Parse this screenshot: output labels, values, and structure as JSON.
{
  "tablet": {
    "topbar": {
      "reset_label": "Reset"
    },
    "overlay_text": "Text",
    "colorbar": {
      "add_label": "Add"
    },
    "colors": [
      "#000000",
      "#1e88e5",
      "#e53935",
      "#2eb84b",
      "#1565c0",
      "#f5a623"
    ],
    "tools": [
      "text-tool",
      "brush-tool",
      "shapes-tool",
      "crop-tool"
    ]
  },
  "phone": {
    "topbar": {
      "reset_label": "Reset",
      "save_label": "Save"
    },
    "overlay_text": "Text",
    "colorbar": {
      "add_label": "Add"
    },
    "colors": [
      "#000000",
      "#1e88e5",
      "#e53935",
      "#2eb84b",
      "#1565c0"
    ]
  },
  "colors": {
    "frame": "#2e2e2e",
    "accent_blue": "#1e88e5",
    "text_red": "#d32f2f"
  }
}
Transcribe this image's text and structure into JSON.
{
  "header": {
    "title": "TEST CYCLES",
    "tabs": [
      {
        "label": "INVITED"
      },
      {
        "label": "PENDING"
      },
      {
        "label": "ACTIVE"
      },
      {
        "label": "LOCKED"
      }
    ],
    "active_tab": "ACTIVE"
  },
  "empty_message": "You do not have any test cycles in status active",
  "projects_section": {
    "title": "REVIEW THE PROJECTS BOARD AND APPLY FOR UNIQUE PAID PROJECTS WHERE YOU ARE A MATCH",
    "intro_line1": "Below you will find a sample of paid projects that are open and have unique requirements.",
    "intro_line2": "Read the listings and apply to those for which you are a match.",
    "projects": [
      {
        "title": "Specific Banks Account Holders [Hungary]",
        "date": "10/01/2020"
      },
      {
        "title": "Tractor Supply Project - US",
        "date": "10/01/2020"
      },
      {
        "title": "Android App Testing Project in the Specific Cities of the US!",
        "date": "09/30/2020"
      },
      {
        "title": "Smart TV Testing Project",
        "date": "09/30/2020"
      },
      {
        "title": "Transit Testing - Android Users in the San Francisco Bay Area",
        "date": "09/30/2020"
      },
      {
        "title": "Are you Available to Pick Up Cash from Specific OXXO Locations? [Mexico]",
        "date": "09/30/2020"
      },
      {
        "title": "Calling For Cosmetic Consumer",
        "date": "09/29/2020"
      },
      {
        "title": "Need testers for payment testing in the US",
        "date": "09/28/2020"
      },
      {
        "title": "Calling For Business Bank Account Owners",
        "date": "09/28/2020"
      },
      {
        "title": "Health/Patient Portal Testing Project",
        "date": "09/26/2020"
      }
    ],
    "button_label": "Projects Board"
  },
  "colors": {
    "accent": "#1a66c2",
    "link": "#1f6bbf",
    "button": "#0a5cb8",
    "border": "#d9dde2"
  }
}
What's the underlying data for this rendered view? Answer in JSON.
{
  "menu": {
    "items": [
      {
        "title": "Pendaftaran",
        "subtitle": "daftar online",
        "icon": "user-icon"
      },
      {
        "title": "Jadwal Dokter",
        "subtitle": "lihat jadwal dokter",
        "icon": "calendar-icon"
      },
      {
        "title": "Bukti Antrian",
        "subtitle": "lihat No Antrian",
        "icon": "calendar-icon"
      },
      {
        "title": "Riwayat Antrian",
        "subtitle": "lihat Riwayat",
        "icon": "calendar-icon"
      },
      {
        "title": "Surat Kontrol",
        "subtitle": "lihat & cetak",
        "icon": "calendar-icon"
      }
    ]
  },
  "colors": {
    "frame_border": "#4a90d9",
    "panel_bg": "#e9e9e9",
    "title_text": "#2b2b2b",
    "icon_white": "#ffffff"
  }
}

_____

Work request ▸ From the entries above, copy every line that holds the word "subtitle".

Answer to this exercise ▸
        "subtitle": "daftar online",
        "subtitle": "lihat jadwal dokter",
        "subtitle": "lihat No Antrian",
        "subtitle": "lihat Riwayat",
        "subtitle": "lihat & cetak",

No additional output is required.